mustapha
The average annual population increase of a pack of wolves is 25.
Period =2π
if there is a coefficient (b), just divide the coefficient by 2π to get the new period
Am
if not then how would I find it from a graph
Imani
by looking at the graph, find the distance between two consecutive maximum points (the highest points of the wave). so if the top of one wave is at point A (1,2) and the next top of the wave is at point B (6,2), then the period is 5, the difference of the x-coordinates.
Am
you could also do it with two consecutive minimum points or x-intercepts
the range is twice of the natural number which is the domain
Morolake
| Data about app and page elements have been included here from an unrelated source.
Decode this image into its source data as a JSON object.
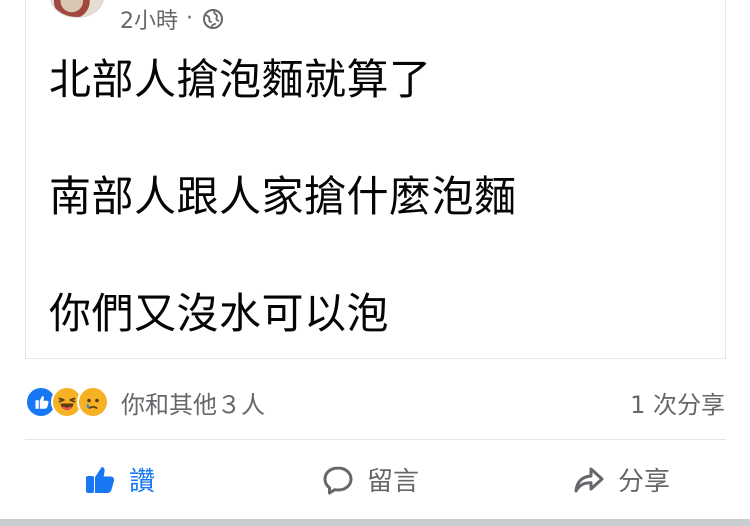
{
  "post": {
    "time": "2小時",
    "dot": "·",
    "lines": [
      "北部人搶泡麵就算了",
      "南部人跟人家搶什麼泡麵",
      "你們又沒水可以泡"
    ]
  },
  "summary": {
    "reactions_text": "你和其他３人",
    "shares_text": "1 次分享",
    "reaction_icons": [
      "like-reaction-icon",
      "laugh-reaction-icon",
      "sad-reaction-icon"
    ]
  },
  "actions": {
    "like_label": "讚",
    "comment_label": "留言",
    "share_label": "分享"
  },
  "colors": {
    "accent": "#1877f2",
    "muted_text": "#65676b",
    "divider": "#e4e6eb"
  },
  "icons": {
    "privacy": "globe-icon",
    "like": "thumbs-up-icon",
    "comment": "comment-bubble-icon",
    "share": "share-arrow-icon"
  }
}
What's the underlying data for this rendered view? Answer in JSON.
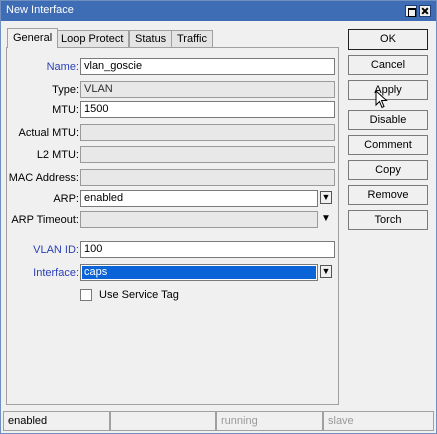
{
  "window": {
    "title": "New Interface"
  },
  "tabs": [
    "General",
    "Loop Protect",
    "Status",
    "Traffic"
  ],
  "form": {
    "name": {
      "label": "Name:",
      "value": "vlan_goscie"
    },
    "type": {
      "label": "Type:",
      "value": "VLAN"
    },
    "mtu": {
      "label": "MTU:",
      "value": "1500"
    },
    "actual_mtu": {
      "label": "Actual MTU:",
      "value": ""
    },
    "l2_mtu": {
      "label": "L2 MTU:",
      "value": ""
    },
    "mac_address": {
      "label": "MAC Address:",
      "value": ""
    },
    "arp": {
      "label": "ARP:",
      "value": "enabled"
    },
    "arp_timeout": {
      "label": "ARP Timeout:",
      "value": ""
    },
    "vlan_id": {
      "label": "VLAN ID:",
      "value": "100"
    },
    "interface": {
      "label": "Interface:",
      "value": "caps"
    },
    "use_service_tag": {
      "label": "Use Service Tag",
      "checked": false
    }
  },
  "buttons": {
    "ok": "OK",
    "cancel": "Cancel",
    "apply": "Apply",
    "disable": "Disable",
    "comment": "Comment",
    "copy": "Copy",
    "remove": "Remove",
    "torch": "Torch"
  },
  "status": [
    "enabled",
    "",
    "running",
    "slave"
  ],
  "colors": {
    "titlebar": "#3e6cb5",
    "accent_label": "#2a3fb6",
    "selection": "#0a64d8"
  }
}
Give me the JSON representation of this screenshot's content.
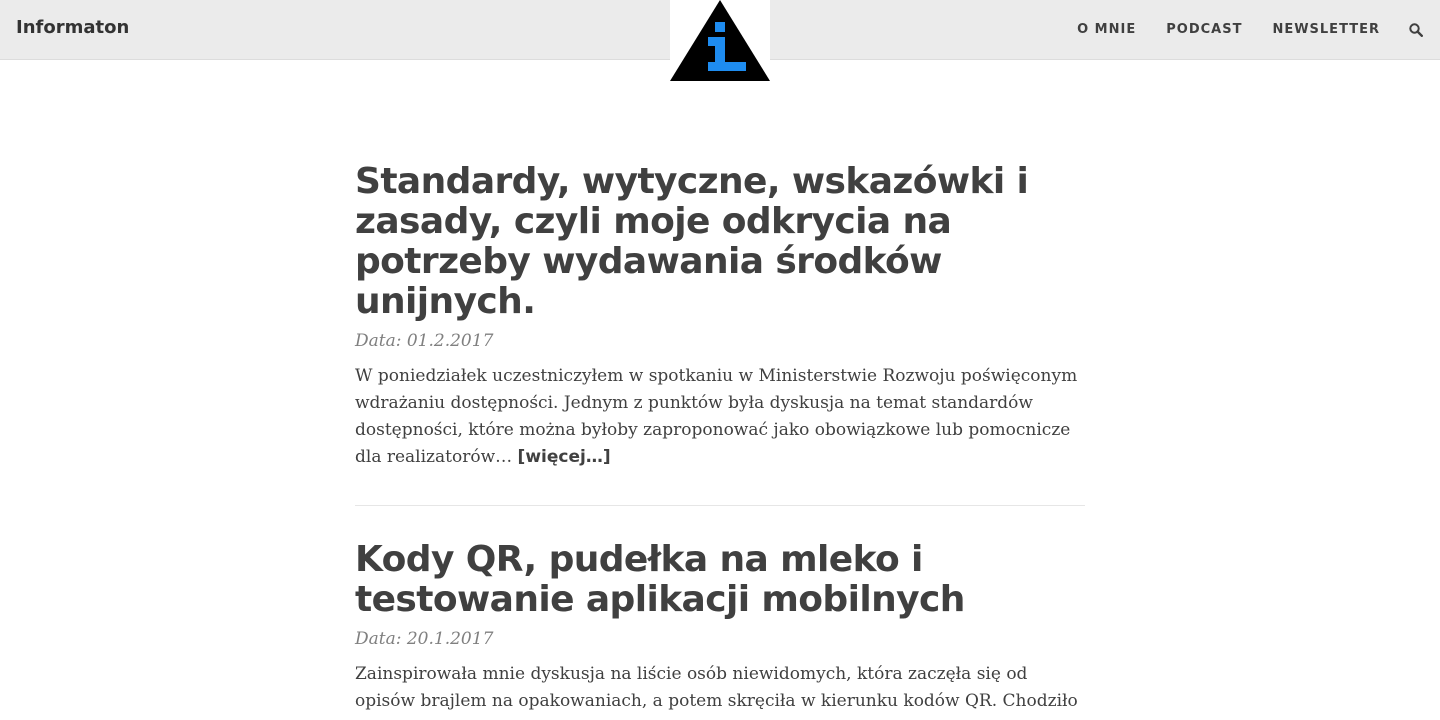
{
  "site": {
    "brand": "Informaton",
    "logo_letter": "i"
  },
  "nav": {
    "items": [
      {
        "label": "O MNIE"
      },
      {
        "label": "PODCAST"
      },
      {
        "label": "NEWSLETTER"
      }
    ],
    "search_icon": "search-icon"
  },
  "colors": {
    "navbar_bg": "#ebebeb",
    "logo_triangle": "#000000",
    "logo_accent": "#1e8cf0",
    "text": "#404040",
    "meta": "#808080"
  },
  "posts": [
    {
      "title": "Standardy, wytyczne, wskazówki i zasady, czyli moje odkrycia na potrzeby wydawania środków unijnych.",
      "date": "Data: 01.2.2017",
      "excerpt": "W poniedziałek uczestniczyłem w spotkaniu w Ministerstwie Rozwoju poświęconym wdrażaniu dostępności. Jednym z punktów była dyskusja na temat standardów dostępności, które można byłoby zaproponować jako obowiązkowe lub pomocnicze dla realizatorów…",
      "more": "[więcej…]"
    },
    {
      "title": "Kody QR, pudełka na mleko i testowanie aplikacji mobilnych",
      "date": "Data: 20.1.2017",
      "excerpt": "Zainspirowała mnie dyskusja na liście osób niewidomych, która zaczęła się od opisów brajlem na opakowaniach, a potem skręciła w kierunku kodów QR. Chodziło o to, czy"
    }
  ]
}
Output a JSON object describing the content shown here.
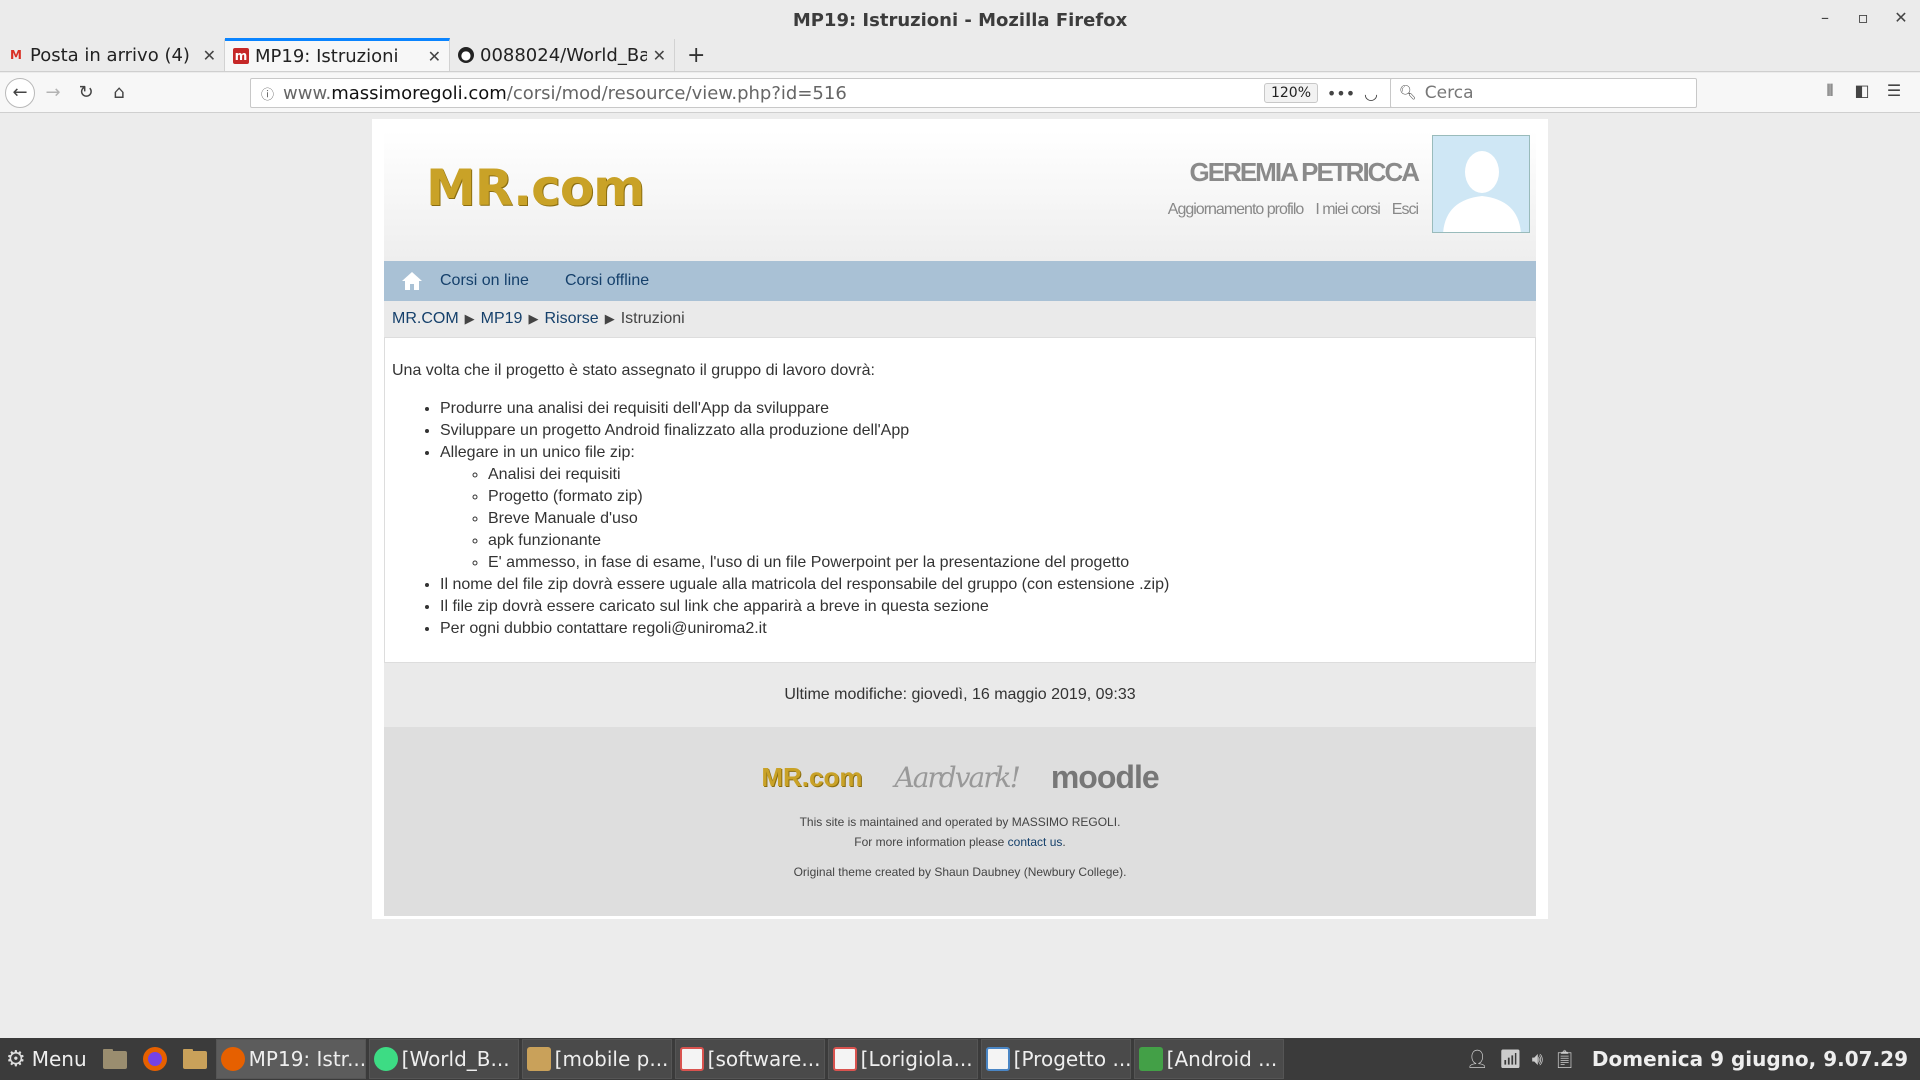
{
  "window": {
    "title": "MP19: Istruzioni - Mozilla Firefox"
  },
  "tabs": [
    {
      "label": "Posta in arrivo (4)",
      "icon": "gmail-icon"
    },
    {
      "label": "MP19: Istruzioni",
      "icon": "mr-favicon"
    },
    {
      "label": "0088024/World_Ba",
      "icon": "github-icon"
    }
  ],
  "navbar": {
    "url_prefix": "www.",
    "url_host": "massimoregoli.com",
    "url_path": "/corsi/mod/resource/view.php?id=516",
    "zoom": "120%",
    "search_placeholder": "Cerca"
  },
  "site": {
    "logo": "MR.com",
    "user_name": "GEREMIA PETRICCA",
    "user_links": [
      "Aggiornamento profilo",
      "I miei corsi",
      "Esci"
    ],
    "menu": [
      "Corsi on line",
      "Corsi offline"
    ],
    "breadcrumb": [
      "MR.COM",
      "MP19",
      "Risorse"
    ],
    "breadcrumb_current": "Istruzioni",
    "intro": "Una volta che il progetto è stato assegnato il gruppo di lavoro dovrà:",
    "items": [
      "Produrre una analisi dei requisiti dell'App da sviluppare",
      "Sviluppare un progetto Android finalizzato alla produzione dell'App",
      "Allegare in un unico file zip:"
    ],
    "subitems": [
      "Analisi dei requisiti",
      "Progetto (formato zip)",
      "Breve Manuale d'uso",
      "apk funzionante",
      "E' ammesso, in fase di esame, l'uso di un file Powerpoint per la presentazione del progetto"
    ],
    "items_after": [
      "Il nome del file zip dovrà essere uguale alla matricola del responsabile del gruppo (con estensione .zip)",
      "Il file zip dovrà essere caricato sul link che apparirà a breve in questa sezione",
      "Per ogni dubbio contattare regoli@uniroma2.it"
    ],
    "modified": "Ultime modifiche: giovedì, 16 maggio 2019, 09:33",
    "footer": {
      "logo_mr": "MR.com",
      "logo_aardvark": "Aardvark!",
      "logo_moodle": "moodle",
      "maintained": "This site is maintained and operated by MASSIMO REGOLI.",
      "more_info_prefix": "For more information please ",
      "contact_link": "contact us",
      "more_info_suffix": ".",
      "credit": "Original theme created by Shaun Daubney (Newbury College)."
    }
  },
  "taskbar": {
    "menu_label": "Menu",
    "items": [
      {
        "label": "MP19: Istr...",
        "icon_color": "#e66000"
      },
      {
        "label": "[World_B...",
        "icon_color": "#3ddc84"
      },
      {
        "label": "[mobile p...",
        "icon_color": "#c9a15a"
      },
      {
        "label": "[software...",
        "icon_color": "#d9534f"
      },
      {
        "label": "[Lorigiola...",
        "icon_color": "#d9534f"
      },
      {
        "label": "[Progetto ...",
        "icon_color": "#4a86c5"
      },
      {
        "label": "[Android ...",
        "icon_color": "#43a047"
      }
    ],
    "clock": "Domenica   9 giugno,   9.07.29"
  }
}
A cell phone company offers two plans for minutes. Plan A: $15 per month and $2 for every 300 texts. Plan B: $25 per month and $0.50 for every 100 texts. How many texts would you need to send per month for plan B to save you money?
For Plan A to reach $27/month to surpass Plan B's $26.50 monthly payment, you'll need 3,000 texts which will cost an additional $10.00. So, for the amount of texts you need to send would need to range between 1-100 texts for the 100th increment, times that by 3 for the additional amount of texts...
Gilbert
...for one text payment for 300 for Plan A. So, that means Plan A; in my opinion is for people with text messaging abilities that their fingers burn the monitor for the cell phone. While Plan B would be for loners that doesn't need their fingers to due the talking; but those texts mean more then...